[Excerpts from an interface dataset]
==============================

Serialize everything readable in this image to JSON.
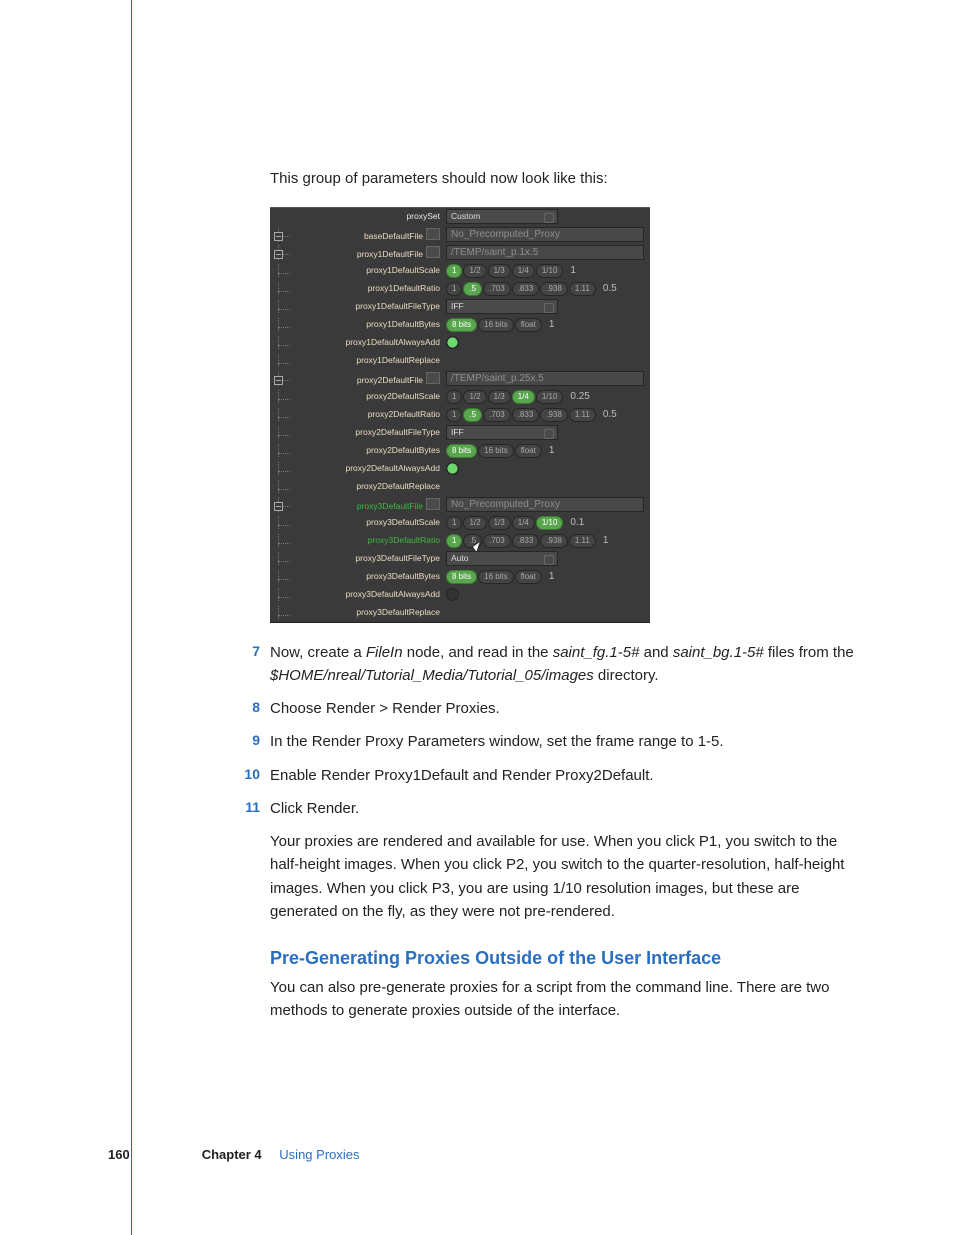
{
  "intro": "This group of parameters should now look like this:",
  "ui": {
    "rows": [
      {
        "kind": "dd",
        "label": "proxySet",
        "value": "Custom",
        "box": false
      },
      {
        "kind": "file",
        "label": "baseDefaultFile",
        "value": "No_Precomputed_Proxy",
        "box": true
      },
      {
        "kind": "file",
        "label": "proxy1DefaultFile",
        "value": "/TEMP/saint_p.1x.5",
        "box": true
      },
      {
        "kind": "pills",
        "label": "proxy1DefaultScale",
        "opts": [
          "1",
          "1/2",
          "1/3",
          "1/4",
          "1/10"
        ],
        "sel": 0,
        "num": "1"
      },
      {
        "kind": "pills",
        "label": "proxy1DefaultRatio",
        "opts": [
          "1",
          ".5",
          ".703",
          ".833",
          ".938",
          "1.11"
        ],
        "sel": 1,
        "num": "0.5"
      },
      {
        "kind": "dd",
        "label": "proxy1DefaultFileType",
        "value": "IFF"
      },
      {
        "kind": "pills",
        "label": "proxy1DefaultBytes",
        "opts": [
          "8 bits",
          "16 bits",
          "float"
        ],
        "sel": 0,
        "num": "1"
      },
      {
        "kind": "radio",
        "label": "proxy1DefaultAlwaysAdd",
        "on": true
      },
      {
        "kind": "blank",
        "label": "proxy1DefaultReplace"
      },
      {
        "kind": "file",
        "label": "proxy2DefaultFile",
        "value": "/TEMP/saint_p.25x.5",
        "box": true
      },
      {
        "kind": "pills",
        "label": "proxy2DefaultScale",
        "opts": [
          "1",
          "1/2",
          "1/3",
          "1/4",
          "1/10"
        ],
        "sel": 3,
        "num": "0.25"
      },
      {
        "kind": "pills",
        "label": "proxy2DefaultRatio",
        "opts": [
          "1",
          ".5",
          ".703",
          ".833",
          ".938",
          "1.11"
        ],
        "sel": 1,
        "num": "0.5"
      },
      {
        "kind": "dd",
        "label": "proxy2DefaultFileType",
        "value": "IFF"
      },
      {
        "kind": "pills",
        "label": "proxy2DefaultBytes",
        "opts": [
          "8 bits",
          "16 bits",
          "float"
        ],
        "sel": 0,
        "num": "1"
      },
      {
        "kind": "radio",
        "label": "proxy2DefaultAlwaysAdd",
        "on": true
      },
      {
        "kind": "blank",
        "label": "proxy2DefaultReplace"
      },
      {
        "kind": "file",
        "label": "proxy3DefaultFile",
        "value": "No_Precomputed_Proxy",
        "box": true,
        "green": true
      },
      {
        "kind": "pills",
        "label": "proxy3DefaultScale",
        "opts": [
          "1",
          "1/2",
          "1/3",
          "1/4",
          "1/10"
        ],
        "sel": 4,
        "num": "0.1"
      },
      {
        "kind": "pills",
        "label": "proxy3DefaultRatio",
        "opts": [
          "1",
          ".5",
          ".703",
          ".833",
          ".938",
          "1.11"
        ],
        "sel": 0,
        "num": "1",
        "green": true,
        "cursor": true
      },
      {
        "kind": "dd",
        "label": "proxy3DefaultFileType",
        "value": "Auto"
      },
      {
        "kind": "pills",
        "label": "proxy3DefaultBytes",
        "opts": [
          "8 bits",
          "16 bits",
          "float"
        ],
        "sel": 0,
        "num": "1"
      },
      {
        "kind": "radio",
        "label": "proxy3DefaultAlwaysAdd",
        "on": false
      },
      {
        "kind": "blank",
        "label": "proxy3DefaultReplace"
      }
    ]
  },
  "steps": [
    {
      "n": "7",
      "html": "Now, create a <em>FileIn</em> node, and read in the <em>saint_fg.1-5#</em> and <em>saint_bg.1-5#</em> files from the <em>$HOME/nreal/Tutorial_Media/Tutorial_05/images</em> directory."
    },
    {
      "n": "8",
      "html": "Choose Render > Render Proxies."
    },
    {
      "n": "9",
      "html": "In the Render Proxy Parameters window, set the frame range to 1-5."
    },
    {
      "n": "10",
      "html": "Enable Render Proxy1Default and Render Proxy2Default."
    },
    {
      "n": "11",
      "html": "Click Render."
    }
  ],
  "result_paragraph": "Your proxies are rendered and available for use. When you click P1, you switch to the half-height images. When you click P2, you switch to the quarter-resolution, half-height images. When you click P3, you are using 1/10 resolution images, but these are generated on the fly, as they were not pre-rendered.",
  "subhead": "Pre-Generating Proxies Outside of the User Interface",
  "sub_para": "You can also pre-generate proxies for a script from the command line. There are two methods to generate proxies outside of the interface.",
  "footer": {
    "page": "160",
    "chapter": "Chapter 4",
    "title": "Using Proxies"
  }
}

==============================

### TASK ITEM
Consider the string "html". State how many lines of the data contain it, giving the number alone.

### ANSWER SPACE
5